Entries taken from a collection

━━━━━━━━━━━━━━━━

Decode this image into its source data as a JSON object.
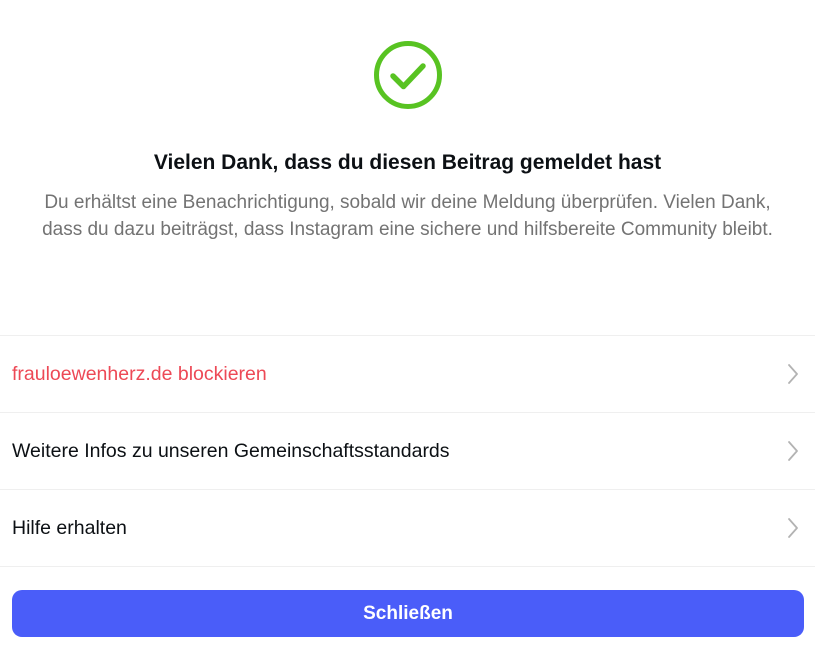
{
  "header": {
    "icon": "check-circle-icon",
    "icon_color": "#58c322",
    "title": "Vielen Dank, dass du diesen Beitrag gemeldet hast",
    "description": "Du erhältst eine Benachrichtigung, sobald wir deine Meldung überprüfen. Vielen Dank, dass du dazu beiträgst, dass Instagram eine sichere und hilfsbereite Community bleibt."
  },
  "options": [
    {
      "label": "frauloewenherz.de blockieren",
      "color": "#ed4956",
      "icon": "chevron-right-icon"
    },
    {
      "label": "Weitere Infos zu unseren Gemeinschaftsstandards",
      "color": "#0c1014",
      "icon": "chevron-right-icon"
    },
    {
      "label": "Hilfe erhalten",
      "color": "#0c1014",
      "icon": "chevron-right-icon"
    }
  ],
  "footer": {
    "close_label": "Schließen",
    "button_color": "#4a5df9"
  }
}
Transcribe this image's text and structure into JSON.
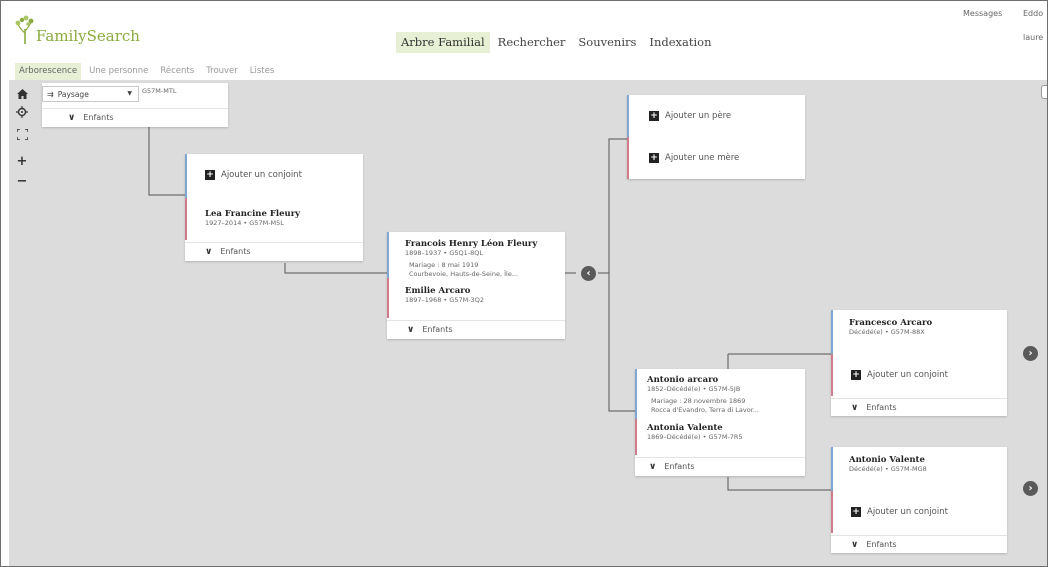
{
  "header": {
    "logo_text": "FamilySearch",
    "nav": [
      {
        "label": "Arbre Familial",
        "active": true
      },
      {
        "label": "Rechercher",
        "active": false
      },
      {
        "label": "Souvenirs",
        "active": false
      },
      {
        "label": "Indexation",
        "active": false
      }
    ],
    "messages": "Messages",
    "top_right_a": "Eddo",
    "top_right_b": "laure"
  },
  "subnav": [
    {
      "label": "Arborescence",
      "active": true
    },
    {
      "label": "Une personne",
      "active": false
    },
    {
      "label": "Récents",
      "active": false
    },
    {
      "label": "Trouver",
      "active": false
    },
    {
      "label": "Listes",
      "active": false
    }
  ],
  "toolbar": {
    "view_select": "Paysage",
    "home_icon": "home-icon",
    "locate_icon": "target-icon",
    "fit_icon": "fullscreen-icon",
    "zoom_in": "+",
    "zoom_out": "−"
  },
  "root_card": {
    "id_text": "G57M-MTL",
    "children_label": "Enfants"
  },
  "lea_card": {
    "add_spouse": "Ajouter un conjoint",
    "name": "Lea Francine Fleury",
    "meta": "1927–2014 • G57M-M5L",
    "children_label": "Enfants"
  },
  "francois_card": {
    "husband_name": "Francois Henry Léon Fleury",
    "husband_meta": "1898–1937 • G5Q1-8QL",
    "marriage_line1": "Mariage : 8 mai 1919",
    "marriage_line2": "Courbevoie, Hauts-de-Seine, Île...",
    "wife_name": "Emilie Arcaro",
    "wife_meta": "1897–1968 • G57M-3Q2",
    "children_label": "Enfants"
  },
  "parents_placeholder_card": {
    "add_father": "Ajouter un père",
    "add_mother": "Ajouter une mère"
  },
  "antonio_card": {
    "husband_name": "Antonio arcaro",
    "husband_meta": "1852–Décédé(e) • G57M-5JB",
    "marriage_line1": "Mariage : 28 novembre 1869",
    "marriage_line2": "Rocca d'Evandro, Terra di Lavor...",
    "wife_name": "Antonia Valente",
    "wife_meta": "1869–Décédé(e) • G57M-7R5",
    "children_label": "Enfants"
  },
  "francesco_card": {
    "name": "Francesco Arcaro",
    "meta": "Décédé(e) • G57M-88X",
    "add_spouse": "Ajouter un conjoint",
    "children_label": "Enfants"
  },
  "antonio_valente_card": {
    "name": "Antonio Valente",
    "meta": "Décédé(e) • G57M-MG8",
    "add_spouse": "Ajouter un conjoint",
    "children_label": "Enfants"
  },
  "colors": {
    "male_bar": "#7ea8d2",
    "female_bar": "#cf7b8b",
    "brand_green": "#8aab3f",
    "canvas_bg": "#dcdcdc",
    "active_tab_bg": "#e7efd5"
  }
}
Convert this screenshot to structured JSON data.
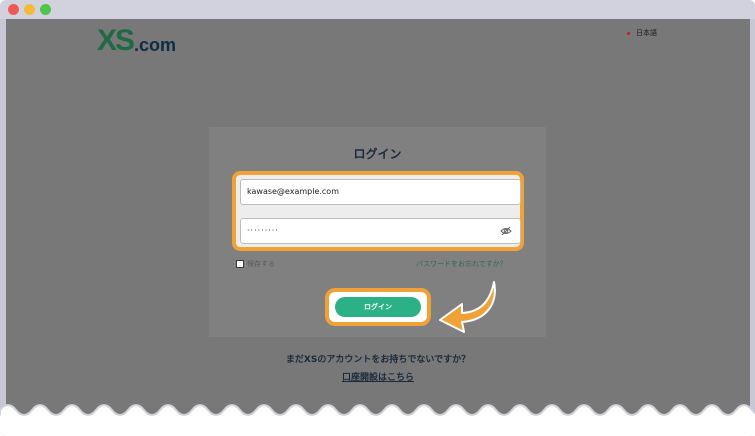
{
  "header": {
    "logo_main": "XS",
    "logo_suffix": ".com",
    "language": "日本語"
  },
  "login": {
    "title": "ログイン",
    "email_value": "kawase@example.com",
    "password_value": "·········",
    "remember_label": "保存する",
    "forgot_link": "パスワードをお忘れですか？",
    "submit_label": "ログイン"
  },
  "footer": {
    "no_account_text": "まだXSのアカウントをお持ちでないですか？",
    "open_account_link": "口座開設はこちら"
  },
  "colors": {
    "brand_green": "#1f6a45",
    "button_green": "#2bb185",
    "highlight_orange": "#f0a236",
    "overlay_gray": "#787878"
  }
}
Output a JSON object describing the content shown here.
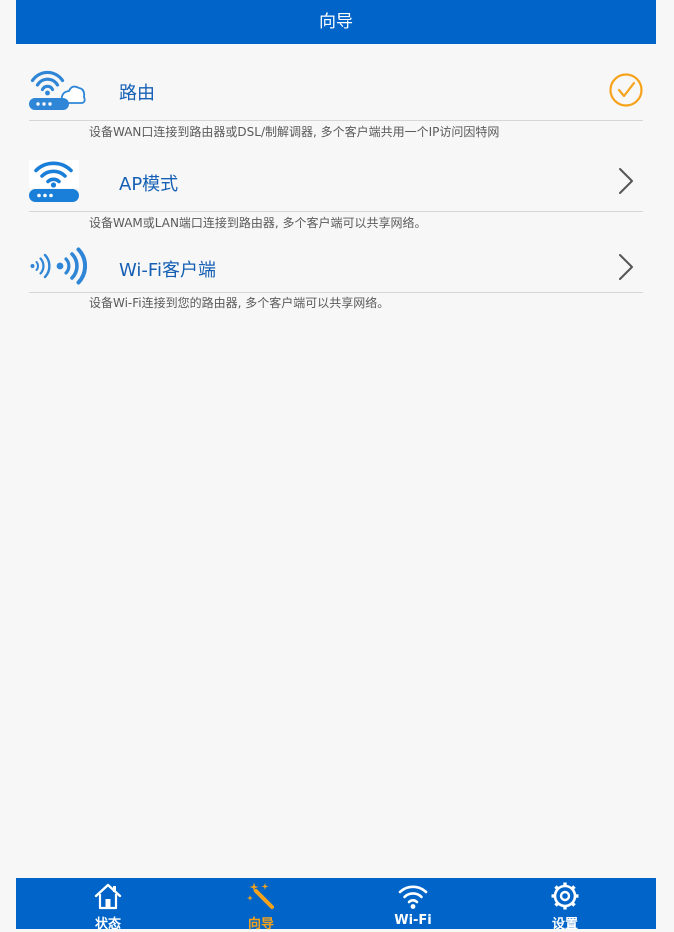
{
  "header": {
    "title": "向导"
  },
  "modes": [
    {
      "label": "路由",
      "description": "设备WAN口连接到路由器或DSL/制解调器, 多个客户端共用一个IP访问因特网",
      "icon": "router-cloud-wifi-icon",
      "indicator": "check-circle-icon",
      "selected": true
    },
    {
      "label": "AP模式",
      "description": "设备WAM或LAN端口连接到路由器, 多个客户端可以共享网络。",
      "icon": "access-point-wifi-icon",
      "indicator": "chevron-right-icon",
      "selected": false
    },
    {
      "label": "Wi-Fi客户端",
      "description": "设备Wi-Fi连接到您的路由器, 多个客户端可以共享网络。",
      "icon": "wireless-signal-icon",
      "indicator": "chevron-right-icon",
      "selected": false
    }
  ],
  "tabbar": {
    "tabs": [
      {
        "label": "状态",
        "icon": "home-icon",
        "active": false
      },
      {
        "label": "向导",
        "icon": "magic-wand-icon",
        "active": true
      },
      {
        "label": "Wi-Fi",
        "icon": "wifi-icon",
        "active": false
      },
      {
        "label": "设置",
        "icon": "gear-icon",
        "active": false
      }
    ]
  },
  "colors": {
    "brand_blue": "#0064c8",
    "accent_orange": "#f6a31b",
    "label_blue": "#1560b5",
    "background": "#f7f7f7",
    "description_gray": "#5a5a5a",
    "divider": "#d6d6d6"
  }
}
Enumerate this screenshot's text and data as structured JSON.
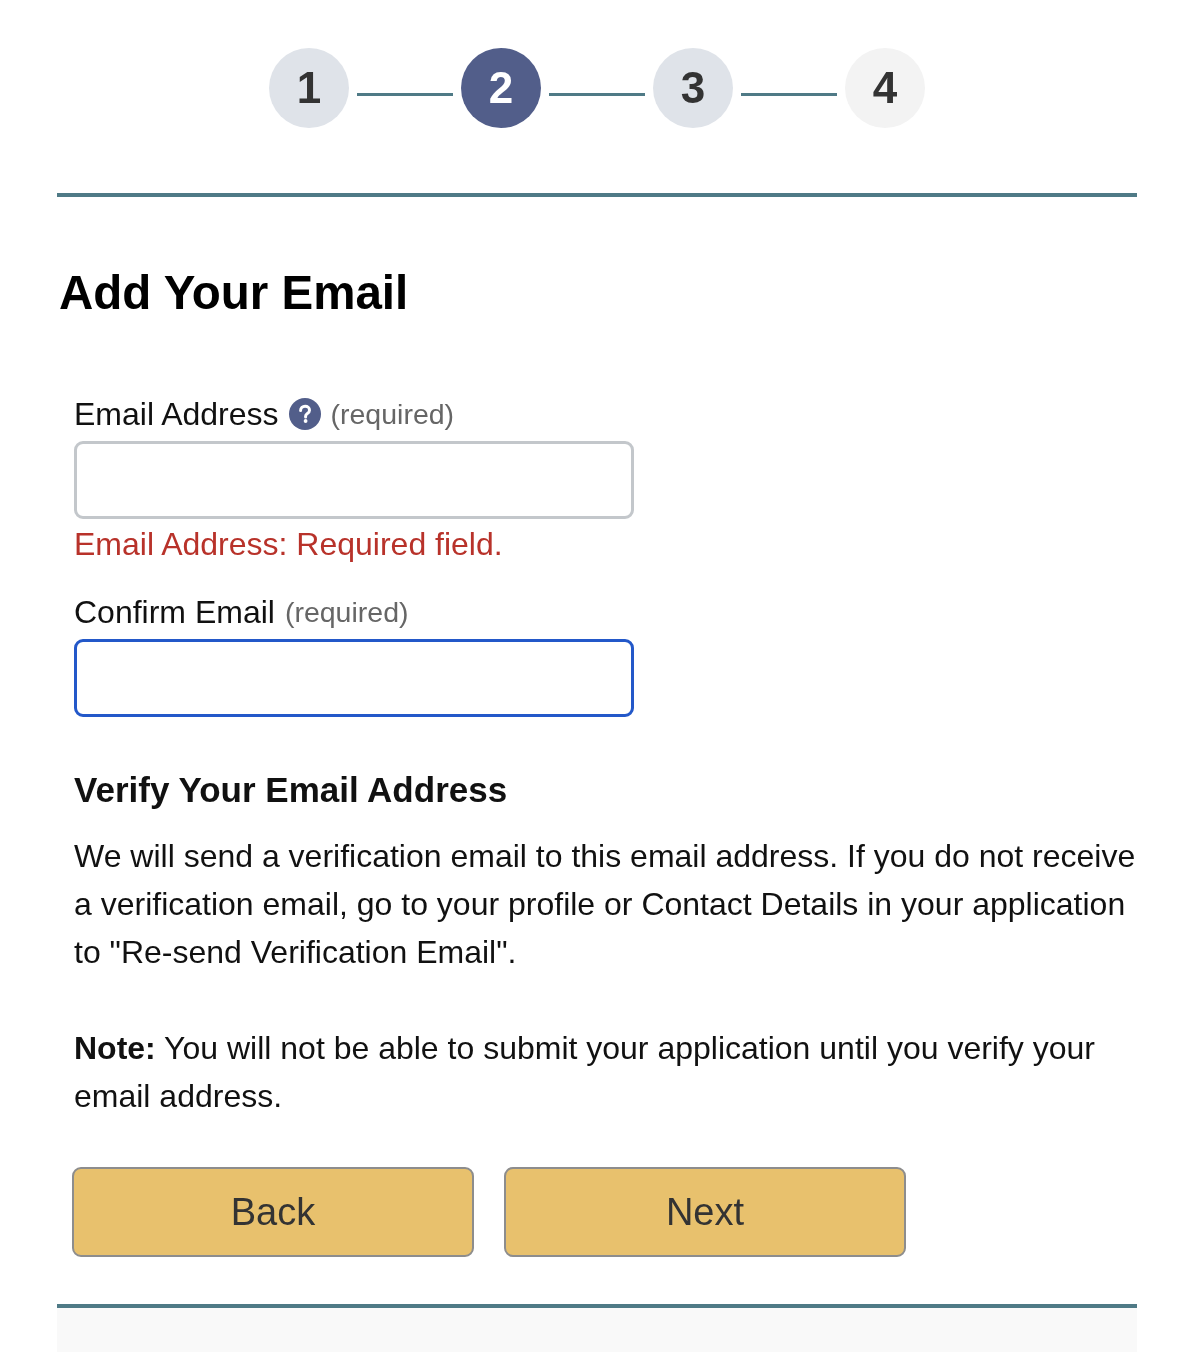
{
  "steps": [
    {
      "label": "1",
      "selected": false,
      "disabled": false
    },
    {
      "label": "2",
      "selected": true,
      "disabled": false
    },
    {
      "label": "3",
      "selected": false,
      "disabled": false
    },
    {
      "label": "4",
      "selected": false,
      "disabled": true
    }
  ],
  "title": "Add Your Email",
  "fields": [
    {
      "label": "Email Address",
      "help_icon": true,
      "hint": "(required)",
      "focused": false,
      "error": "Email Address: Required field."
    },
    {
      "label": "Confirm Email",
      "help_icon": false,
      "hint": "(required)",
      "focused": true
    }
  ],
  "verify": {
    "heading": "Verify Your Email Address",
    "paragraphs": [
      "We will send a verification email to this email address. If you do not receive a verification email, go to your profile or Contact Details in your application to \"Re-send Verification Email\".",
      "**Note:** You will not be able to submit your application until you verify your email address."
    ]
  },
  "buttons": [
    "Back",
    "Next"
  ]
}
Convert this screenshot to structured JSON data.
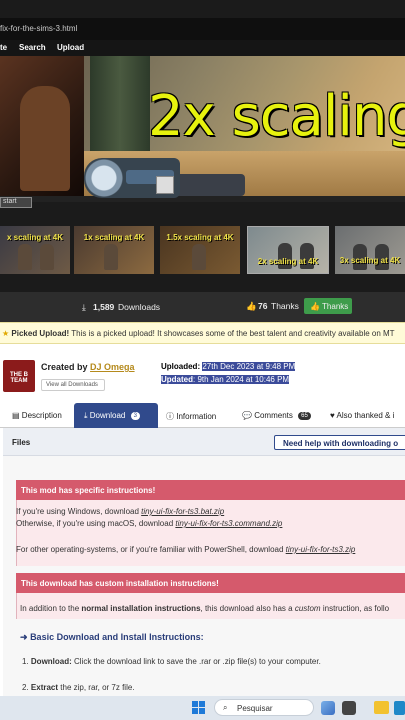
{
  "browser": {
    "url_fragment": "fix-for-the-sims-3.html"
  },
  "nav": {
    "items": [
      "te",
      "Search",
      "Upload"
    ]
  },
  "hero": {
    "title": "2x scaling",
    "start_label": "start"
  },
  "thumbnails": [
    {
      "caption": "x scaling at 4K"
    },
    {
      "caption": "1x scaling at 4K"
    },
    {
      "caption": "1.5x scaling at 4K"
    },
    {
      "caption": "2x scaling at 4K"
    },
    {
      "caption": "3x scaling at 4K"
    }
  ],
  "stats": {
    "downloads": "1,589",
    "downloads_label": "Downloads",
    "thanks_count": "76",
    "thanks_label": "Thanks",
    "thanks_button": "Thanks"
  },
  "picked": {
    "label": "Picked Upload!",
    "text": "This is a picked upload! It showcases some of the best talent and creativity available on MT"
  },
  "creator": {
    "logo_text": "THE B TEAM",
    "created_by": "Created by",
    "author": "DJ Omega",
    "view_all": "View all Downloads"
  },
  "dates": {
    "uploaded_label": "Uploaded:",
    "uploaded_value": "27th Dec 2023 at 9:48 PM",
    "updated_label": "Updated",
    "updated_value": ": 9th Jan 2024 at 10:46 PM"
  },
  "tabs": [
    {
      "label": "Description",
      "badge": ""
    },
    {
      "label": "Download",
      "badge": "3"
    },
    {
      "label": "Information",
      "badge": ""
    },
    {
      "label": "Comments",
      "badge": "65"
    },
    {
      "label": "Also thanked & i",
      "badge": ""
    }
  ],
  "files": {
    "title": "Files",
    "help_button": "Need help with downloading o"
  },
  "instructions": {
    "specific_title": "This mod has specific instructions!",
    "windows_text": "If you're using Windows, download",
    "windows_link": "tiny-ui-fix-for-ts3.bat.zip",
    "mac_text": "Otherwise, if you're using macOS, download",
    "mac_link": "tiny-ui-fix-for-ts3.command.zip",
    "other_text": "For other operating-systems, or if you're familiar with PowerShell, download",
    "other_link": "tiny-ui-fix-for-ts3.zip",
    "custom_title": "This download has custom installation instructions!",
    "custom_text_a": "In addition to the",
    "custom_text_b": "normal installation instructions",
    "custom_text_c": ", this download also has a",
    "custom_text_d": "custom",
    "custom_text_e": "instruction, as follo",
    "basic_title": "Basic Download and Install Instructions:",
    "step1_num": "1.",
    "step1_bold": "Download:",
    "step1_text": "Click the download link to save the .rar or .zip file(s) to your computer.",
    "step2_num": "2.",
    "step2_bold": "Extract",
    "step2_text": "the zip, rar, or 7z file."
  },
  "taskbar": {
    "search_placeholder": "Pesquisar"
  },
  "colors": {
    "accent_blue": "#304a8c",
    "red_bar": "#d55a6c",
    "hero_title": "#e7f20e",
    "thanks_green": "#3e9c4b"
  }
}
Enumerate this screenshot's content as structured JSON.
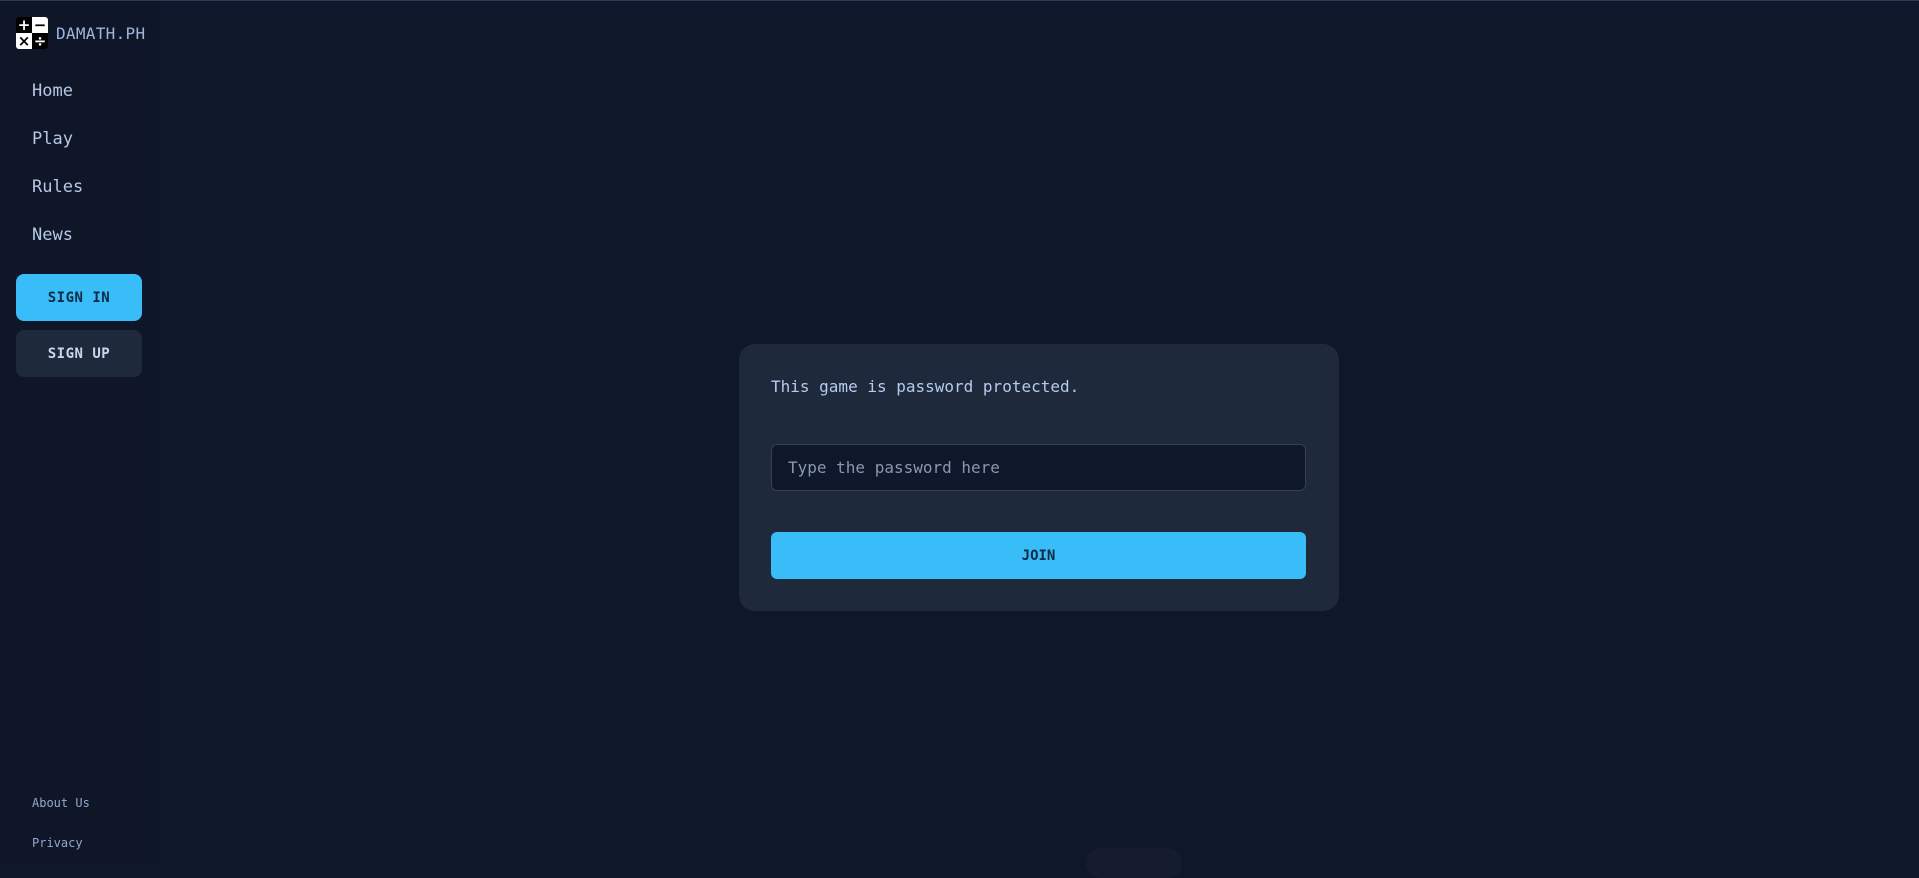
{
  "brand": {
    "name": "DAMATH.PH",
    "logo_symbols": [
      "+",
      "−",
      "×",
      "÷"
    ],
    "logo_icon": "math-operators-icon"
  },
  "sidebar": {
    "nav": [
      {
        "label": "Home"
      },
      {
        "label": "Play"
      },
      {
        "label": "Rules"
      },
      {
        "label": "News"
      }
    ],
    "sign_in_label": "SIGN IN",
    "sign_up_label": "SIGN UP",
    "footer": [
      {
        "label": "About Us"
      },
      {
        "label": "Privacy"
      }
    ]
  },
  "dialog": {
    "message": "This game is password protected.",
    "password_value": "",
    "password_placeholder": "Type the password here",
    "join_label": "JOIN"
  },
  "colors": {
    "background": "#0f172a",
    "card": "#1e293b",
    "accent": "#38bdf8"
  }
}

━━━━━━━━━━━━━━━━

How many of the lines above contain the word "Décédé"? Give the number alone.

4